The release is said to be “finely tuned”, not being as harsh and wide in scope as previous iterations. Matt Cutts, Google’s Chief Webspam Engineer, has implied the updates are being delayed because the search engine wanted to soften the signals.
In a statement confirming the fresh release, Google wrote, “In the last few days we’ve been pushing out a new Panda update that incorporates new signals so it can be more finely targeted,” Search Engine Land reported.
This latest release follows a manual penalty applied to sites selling links, which was rolled out by the search engine in May of this year.
Future Google Panda Update Releases
Despite having confirmed this release of the Google Panda update, the search engine is not likely to announce or even confirm future iterations. The reason, the search engine explains, is future versions will roll out gradually. Since no abrupt changes will likely occur, Google states that it won’t confirm when subsequent refreshes and updates come.
A search engine spokesperson previously stated the company that webmasters should not to expect tweets or status updates confirming later Panda roll outs, because the newer versions will be incorporated into the company’s indexing process, which would make those future refreshes gradual.
To date, there have been 26 releases of Panda, about half have been announced and confirmed, along with include percentages. However, some have not included statistics about the number of sites affected.
The First Incarnation
First released by the search engine in February of 2011, the Panda algorithm targeted “low-quality sites” and “thin sites”. Sites affected were penalized by being lowered in organic ranking, or outright removal from the Google index.

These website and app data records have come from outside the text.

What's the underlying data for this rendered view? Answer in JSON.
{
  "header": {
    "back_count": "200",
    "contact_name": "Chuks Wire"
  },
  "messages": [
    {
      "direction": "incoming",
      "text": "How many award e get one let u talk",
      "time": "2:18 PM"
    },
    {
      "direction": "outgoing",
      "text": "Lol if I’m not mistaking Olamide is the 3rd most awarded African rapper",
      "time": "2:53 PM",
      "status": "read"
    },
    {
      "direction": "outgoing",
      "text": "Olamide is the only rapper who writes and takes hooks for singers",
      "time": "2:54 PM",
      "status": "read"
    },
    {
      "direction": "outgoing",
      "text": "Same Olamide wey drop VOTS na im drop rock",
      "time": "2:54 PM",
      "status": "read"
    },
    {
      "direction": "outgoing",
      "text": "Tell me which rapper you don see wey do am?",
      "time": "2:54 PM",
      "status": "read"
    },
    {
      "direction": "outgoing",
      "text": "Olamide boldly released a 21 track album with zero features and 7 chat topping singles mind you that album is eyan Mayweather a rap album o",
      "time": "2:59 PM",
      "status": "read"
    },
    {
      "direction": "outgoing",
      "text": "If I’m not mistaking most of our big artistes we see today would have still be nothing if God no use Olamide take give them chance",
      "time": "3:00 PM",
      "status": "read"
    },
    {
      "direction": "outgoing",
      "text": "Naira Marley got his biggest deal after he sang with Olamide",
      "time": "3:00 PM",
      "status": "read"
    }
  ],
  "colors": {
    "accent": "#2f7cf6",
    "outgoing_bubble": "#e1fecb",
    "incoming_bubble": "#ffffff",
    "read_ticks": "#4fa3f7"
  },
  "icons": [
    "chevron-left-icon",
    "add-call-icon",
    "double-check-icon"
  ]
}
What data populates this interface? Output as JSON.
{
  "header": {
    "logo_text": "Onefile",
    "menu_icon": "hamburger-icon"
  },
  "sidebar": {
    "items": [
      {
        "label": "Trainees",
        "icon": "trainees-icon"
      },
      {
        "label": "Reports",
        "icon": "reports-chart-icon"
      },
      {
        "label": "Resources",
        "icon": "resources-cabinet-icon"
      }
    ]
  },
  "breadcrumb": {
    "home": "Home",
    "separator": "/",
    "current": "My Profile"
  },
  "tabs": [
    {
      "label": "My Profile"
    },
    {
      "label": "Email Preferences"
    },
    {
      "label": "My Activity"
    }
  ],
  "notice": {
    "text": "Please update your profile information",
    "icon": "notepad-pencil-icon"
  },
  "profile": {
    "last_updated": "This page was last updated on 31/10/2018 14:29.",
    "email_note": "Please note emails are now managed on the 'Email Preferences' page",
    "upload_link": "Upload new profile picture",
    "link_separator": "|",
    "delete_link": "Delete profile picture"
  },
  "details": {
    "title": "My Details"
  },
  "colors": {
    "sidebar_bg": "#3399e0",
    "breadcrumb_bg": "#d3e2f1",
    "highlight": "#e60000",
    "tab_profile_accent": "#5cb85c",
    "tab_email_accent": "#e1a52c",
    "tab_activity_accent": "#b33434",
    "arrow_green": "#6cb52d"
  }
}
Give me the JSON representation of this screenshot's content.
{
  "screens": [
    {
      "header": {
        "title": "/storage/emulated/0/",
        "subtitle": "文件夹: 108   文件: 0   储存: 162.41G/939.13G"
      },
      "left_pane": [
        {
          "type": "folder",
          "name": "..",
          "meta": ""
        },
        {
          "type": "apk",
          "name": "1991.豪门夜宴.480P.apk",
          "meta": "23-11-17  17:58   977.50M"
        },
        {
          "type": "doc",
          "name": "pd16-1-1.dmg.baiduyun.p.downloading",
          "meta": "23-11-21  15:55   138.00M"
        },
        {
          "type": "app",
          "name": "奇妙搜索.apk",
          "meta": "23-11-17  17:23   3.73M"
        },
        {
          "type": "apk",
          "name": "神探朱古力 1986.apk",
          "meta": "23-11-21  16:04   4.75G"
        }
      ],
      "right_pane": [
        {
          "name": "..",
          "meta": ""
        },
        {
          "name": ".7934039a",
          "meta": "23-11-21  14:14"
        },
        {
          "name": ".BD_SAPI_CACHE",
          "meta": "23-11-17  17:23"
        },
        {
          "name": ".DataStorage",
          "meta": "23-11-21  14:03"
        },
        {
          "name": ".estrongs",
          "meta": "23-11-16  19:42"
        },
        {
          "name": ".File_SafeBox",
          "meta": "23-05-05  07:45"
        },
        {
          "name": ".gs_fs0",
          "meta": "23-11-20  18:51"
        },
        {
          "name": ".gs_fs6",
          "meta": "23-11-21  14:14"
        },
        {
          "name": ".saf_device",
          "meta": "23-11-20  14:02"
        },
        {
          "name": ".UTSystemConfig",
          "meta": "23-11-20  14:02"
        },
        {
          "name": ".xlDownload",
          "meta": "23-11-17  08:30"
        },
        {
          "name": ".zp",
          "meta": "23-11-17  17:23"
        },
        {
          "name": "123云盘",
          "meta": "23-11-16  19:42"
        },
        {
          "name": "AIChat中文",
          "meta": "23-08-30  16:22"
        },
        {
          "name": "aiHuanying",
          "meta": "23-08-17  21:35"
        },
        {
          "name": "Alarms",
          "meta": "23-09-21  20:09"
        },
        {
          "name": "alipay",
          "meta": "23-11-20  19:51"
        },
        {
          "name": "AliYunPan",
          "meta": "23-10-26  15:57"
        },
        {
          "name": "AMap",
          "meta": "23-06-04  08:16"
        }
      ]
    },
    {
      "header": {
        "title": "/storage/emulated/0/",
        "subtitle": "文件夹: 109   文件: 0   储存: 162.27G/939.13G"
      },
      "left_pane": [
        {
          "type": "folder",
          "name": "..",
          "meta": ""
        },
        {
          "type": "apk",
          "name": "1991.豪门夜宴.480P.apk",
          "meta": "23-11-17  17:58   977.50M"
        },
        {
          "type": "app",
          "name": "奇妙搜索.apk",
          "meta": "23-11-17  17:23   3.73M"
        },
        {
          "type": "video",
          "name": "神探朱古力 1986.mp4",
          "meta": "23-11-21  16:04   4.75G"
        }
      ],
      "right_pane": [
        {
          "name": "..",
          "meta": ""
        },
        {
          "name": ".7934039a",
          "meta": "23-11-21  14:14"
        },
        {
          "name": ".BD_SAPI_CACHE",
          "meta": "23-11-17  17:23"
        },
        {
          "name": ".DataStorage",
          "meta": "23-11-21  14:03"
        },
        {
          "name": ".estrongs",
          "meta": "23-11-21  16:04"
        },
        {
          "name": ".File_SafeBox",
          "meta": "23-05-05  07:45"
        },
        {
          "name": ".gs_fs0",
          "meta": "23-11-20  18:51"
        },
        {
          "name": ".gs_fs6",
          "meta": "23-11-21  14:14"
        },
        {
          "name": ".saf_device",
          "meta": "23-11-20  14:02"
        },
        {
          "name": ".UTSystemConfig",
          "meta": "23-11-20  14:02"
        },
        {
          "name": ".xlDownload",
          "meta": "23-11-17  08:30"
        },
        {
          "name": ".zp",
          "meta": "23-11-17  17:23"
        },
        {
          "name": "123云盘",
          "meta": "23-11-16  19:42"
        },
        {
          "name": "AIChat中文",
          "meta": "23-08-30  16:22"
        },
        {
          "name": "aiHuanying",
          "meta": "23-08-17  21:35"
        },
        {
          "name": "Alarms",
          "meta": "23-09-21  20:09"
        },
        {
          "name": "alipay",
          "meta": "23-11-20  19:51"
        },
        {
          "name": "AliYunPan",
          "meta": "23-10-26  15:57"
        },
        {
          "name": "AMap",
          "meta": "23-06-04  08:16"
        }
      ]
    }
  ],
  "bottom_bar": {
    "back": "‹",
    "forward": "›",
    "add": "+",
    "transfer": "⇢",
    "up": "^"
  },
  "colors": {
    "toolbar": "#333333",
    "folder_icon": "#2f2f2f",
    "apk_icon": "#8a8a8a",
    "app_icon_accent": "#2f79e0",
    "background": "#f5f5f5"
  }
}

The net result pushed news organizations and social media networks toward the top of the SERP or Search Engine Results Page. Sites with large amounts of affiliate links and those with a large amount of advertising, were also hit hard. The algorithm affected 12 percent of all of the search engine’s organic results.